Even if you sat down and read Watchmen front to back in its compiled graphic novel form, it wouldn't feel like the movie. It comes down to a simple difference between fiction and film - chapters. There's something about being able to read part of a story or, in the case of a compiled graphic novel, one of the originally published single issues, and letting it sink in as you go about your day. When the individual issues were put in one form, the breaks weren't taken out. In fact, Moore and Gibbons clearly want readers to step back, ending issues with non-illustrated passages from the fictitious "Under the Hood" autobiography of one of the retired heroes. You should take time to digest the chapter, book, episode, whatever you want to call it that just ended. With those breaks removed, Watchmen is a different creature. It's rushed, hurried, with no time for reflection. Dr. Manhattan's origin story, one of my favorite passages from the book and still the strongest part of the film, shouldn't be part of a larger episode, it should be an episode in itself. With all pauses and breaks taken out, Watchmen feels like a season of Lost with no credits or commercials. It's a run-on sentence of film.

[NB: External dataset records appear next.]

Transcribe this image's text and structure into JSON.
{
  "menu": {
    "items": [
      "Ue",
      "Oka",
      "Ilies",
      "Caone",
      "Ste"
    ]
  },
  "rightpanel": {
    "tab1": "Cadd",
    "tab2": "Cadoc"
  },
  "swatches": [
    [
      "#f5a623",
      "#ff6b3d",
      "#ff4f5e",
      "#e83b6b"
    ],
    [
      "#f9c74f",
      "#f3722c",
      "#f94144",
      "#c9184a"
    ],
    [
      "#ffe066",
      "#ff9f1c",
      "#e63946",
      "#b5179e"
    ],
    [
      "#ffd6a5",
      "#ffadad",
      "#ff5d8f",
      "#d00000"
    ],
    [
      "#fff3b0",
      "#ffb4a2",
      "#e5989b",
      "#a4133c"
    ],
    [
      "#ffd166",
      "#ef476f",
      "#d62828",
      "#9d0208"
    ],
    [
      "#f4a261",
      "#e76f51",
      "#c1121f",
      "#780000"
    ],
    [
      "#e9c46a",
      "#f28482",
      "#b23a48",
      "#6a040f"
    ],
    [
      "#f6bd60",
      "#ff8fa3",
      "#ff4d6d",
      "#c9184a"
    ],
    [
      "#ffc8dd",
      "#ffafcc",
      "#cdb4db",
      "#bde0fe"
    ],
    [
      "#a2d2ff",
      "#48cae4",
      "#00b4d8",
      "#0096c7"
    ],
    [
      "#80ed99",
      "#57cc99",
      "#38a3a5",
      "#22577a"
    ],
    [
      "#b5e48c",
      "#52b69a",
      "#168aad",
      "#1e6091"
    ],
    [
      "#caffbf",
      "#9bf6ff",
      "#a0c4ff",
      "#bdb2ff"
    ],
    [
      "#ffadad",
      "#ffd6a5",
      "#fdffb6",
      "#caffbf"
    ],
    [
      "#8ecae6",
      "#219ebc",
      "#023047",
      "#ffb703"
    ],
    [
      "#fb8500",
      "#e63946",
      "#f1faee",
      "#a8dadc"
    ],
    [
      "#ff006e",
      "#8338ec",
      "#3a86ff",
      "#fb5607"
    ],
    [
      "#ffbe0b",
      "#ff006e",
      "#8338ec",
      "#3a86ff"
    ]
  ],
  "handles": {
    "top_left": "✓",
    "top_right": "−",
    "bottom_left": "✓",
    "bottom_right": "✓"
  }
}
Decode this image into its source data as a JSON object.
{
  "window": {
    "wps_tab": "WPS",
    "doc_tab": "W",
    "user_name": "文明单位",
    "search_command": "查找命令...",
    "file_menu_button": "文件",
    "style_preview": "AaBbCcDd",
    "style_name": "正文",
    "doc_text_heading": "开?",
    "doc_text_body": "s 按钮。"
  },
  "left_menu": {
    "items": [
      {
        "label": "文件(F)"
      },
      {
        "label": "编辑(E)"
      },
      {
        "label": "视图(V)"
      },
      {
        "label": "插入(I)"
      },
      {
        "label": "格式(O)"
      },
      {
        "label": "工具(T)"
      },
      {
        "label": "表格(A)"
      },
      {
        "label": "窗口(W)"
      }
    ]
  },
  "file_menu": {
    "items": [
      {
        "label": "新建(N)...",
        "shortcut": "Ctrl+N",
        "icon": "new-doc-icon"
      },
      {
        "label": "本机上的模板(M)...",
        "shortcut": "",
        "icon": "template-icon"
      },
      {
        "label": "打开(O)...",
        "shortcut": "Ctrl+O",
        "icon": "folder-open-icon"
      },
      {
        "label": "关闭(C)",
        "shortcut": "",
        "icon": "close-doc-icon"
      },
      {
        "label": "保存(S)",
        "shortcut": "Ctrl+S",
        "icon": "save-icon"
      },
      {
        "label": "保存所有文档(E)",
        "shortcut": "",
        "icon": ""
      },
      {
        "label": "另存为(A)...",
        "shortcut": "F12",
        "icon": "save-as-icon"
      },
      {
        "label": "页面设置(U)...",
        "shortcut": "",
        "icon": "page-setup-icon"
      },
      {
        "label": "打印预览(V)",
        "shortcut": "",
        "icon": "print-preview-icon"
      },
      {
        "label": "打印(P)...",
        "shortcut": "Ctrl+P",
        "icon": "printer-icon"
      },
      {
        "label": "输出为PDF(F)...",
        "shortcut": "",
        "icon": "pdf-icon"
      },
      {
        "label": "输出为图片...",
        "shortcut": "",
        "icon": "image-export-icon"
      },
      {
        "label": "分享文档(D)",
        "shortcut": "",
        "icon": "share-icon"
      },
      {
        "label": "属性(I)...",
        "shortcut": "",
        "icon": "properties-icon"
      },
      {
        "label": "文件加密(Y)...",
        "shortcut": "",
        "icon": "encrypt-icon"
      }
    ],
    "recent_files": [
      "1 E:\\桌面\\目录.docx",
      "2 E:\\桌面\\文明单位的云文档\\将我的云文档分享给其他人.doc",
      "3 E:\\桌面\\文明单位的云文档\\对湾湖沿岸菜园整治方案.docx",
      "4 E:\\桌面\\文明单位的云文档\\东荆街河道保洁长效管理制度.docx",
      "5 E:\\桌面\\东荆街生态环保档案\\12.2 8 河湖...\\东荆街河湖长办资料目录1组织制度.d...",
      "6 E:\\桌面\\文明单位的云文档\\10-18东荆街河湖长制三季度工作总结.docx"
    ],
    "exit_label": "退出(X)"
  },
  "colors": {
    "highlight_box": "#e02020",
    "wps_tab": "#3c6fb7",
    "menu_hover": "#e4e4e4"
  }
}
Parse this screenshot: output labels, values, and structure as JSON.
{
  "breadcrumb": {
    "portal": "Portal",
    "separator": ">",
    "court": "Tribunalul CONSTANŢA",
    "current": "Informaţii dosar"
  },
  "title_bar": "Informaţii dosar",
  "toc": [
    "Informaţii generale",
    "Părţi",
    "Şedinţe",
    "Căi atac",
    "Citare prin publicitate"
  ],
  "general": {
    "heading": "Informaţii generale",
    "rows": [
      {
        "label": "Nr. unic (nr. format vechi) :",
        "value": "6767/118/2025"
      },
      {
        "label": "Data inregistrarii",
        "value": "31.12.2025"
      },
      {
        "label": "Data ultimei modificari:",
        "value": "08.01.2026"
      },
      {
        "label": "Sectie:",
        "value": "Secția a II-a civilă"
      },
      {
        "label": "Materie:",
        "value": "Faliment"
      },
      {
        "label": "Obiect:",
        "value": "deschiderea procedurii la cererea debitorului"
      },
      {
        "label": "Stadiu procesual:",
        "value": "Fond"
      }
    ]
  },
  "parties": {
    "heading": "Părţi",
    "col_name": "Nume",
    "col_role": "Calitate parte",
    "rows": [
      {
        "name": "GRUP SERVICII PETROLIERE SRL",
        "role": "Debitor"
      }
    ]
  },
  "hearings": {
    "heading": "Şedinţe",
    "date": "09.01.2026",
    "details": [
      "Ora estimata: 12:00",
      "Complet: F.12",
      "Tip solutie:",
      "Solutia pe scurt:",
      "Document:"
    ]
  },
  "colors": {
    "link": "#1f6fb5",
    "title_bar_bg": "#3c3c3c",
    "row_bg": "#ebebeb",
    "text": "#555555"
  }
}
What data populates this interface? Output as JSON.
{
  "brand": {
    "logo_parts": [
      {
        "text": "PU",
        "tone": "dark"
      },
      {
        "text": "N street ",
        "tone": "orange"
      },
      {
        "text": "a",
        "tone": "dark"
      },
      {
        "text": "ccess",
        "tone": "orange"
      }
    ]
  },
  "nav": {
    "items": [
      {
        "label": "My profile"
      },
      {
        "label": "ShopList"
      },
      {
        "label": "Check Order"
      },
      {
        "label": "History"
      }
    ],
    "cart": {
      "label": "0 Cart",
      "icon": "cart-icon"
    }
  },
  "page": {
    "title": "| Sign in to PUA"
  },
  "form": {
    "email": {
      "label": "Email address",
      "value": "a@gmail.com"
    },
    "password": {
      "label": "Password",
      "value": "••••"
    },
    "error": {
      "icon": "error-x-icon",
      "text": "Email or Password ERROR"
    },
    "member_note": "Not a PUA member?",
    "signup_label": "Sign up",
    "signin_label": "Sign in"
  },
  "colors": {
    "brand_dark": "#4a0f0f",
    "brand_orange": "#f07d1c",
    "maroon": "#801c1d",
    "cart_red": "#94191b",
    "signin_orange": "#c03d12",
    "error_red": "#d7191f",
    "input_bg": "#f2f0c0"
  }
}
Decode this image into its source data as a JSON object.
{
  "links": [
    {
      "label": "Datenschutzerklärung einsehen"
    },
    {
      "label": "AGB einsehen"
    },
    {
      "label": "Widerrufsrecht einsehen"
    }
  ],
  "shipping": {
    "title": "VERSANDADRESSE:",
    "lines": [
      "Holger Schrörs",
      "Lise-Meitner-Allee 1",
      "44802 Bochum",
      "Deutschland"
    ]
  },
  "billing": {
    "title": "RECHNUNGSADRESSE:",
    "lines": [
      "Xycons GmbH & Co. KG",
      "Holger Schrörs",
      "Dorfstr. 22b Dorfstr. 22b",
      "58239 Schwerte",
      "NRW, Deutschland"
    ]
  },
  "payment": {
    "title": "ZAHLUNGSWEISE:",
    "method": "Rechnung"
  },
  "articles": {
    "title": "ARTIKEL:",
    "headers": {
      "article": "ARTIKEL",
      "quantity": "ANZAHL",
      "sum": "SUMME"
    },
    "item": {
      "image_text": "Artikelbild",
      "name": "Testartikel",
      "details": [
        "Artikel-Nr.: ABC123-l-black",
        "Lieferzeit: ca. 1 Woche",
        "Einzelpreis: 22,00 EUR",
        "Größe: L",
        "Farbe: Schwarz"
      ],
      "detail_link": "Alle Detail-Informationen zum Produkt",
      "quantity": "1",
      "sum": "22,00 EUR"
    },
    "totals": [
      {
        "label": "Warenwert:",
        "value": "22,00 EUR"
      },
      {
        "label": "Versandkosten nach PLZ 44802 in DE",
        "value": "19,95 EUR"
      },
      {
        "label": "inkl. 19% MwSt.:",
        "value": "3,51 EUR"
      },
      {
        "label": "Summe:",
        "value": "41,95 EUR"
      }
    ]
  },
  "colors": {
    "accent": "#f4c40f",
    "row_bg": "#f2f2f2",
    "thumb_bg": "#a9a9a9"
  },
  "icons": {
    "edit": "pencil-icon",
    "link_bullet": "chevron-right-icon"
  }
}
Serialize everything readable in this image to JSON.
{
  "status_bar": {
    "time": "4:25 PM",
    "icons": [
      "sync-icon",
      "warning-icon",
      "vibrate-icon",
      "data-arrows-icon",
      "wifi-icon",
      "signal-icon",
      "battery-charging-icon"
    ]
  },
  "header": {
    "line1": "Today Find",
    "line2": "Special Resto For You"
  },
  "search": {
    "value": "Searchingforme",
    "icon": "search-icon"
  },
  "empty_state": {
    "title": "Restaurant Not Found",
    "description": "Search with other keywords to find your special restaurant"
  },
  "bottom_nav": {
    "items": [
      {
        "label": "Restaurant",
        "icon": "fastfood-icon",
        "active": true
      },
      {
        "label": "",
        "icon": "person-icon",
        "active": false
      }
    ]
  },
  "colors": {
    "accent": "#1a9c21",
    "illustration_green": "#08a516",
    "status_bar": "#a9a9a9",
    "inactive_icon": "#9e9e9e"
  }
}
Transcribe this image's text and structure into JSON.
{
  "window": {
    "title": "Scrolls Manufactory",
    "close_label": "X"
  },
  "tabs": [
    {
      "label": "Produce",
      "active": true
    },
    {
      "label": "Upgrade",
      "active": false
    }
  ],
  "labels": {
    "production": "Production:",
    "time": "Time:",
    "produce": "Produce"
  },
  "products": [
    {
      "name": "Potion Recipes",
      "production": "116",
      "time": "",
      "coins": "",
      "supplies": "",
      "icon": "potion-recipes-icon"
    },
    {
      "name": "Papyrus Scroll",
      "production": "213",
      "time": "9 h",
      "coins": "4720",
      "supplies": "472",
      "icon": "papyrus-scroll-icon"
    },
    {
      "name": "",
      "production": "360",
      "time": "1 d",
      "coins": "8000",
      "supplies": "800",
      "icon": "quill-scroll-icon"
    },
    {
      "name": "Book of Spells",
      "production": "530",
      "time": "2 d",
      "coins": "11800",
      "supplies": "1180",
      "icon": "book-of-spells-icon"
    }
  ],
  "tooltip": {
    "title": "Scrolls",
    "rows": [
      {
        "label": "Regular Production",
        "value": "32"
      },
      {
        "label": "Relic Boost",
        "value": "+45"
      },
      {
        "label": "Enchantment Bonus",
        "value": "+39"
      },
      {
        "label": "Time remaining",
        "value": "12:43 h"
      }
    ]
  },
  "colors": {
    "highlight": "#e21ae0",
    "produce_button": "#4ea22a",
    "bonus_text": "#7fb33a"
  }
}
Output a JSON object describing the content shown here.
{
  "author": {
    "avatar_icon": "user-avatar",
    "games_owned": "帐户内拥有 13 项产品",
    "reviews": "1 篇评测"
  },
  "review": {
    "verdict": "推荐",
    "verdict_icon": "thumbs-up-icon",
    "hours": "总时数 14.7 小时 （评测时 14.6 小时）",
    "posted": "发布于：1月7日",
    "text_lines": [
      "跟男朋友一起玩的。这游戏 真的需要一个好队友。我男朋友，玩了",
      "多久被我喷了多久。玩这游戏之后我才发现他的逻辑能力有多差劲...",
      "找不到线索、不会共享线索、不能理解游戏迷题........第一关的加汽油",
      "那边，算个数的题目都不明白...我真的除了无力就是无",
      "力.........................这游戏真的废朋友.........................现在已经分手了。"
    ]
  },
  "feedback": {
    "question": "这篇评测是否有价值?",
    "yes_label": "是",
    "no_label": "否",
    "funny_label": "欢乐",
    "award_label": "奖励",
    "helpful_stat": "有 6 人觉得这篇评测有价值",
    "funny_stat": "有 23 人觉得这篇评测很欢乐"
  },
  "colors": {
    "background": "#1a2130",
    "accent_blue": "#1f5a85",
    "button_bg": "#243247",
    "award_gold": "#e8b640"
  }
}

By barreling forward through Moore's amazing story, Snyder loses the forest for the trees. Stories like this are not the sum of their parts as Snyder clearly thinks they are. He thinks all he needs to do is be faithful to the source material, which he is, but it makes for a film with bizarre pacing problems, strange transitions, and scenes that simply do not work. Snyder can't decide what to take seriously. Rorschach's material, thanks to a movie-best performance by Haley, feels genuinely pained and relatable. But, conversely, Goode plays Ozymandias like he's in a Saturday morning cartoon. They feel like they’re in different movies. At the same time, Crudup adds genuine sadness to his vocal work as the big blue guy, but Akerman is typically horrible. And Snyder never makes the Nite Owl and Silk Spectre affair believable. There's a sex scene set to Leonard Cohen's "Hallelujah" that is literally one of the worst ever filmed.
People will point to Watchmen as they did 300 and Sin City and praise its faithfulness to the source material, but to what end? It's not ALL there. So, essentially what Snyder and his writers have done is sing two-thirds of a song, note for note, and missed most of the meaning of the lyrics. You can technically reproduce panels all day long on film, but there are elements of pacing, storytelling, and tone that won't be there unless you reproduce every single one. Once they realized they couldn't do that - the film would be four hours long - the project should have either fallen apart or a filmmaker (both Terry Gilliam and Darren Aronofsky circled this one) should have been allowed to interpret the material instead of just slavishly recreating it. The disjointed pacing of Snyder's brutal film allows for none of it to register. And that's the true tragedy of Watchmen - you take nothing away from it. As the lights came up, I was stunned by how little I had gotten out of the entire experience. One of the most powerful books in the history of the graphic novel has been rendered impotent, a loud, two-dimensional film with none of the impact of the source material. Even the Comedian wouldn't find that funny.
Rating: ONE AND A HALF BONES
Reviewed by Brian Tallerico (MovieRetriever.com Film Critic)
Release Date: March 6th, 2009
Starring: Jackie Earle Haley, Patrick Wilson, Billy Crudup, Malin Akerman, Matthew Goode, Carla Gugino, and Jeffrey Dean Morgan
Director: Zack Snyder
Writers: David Hayter & Alex Tse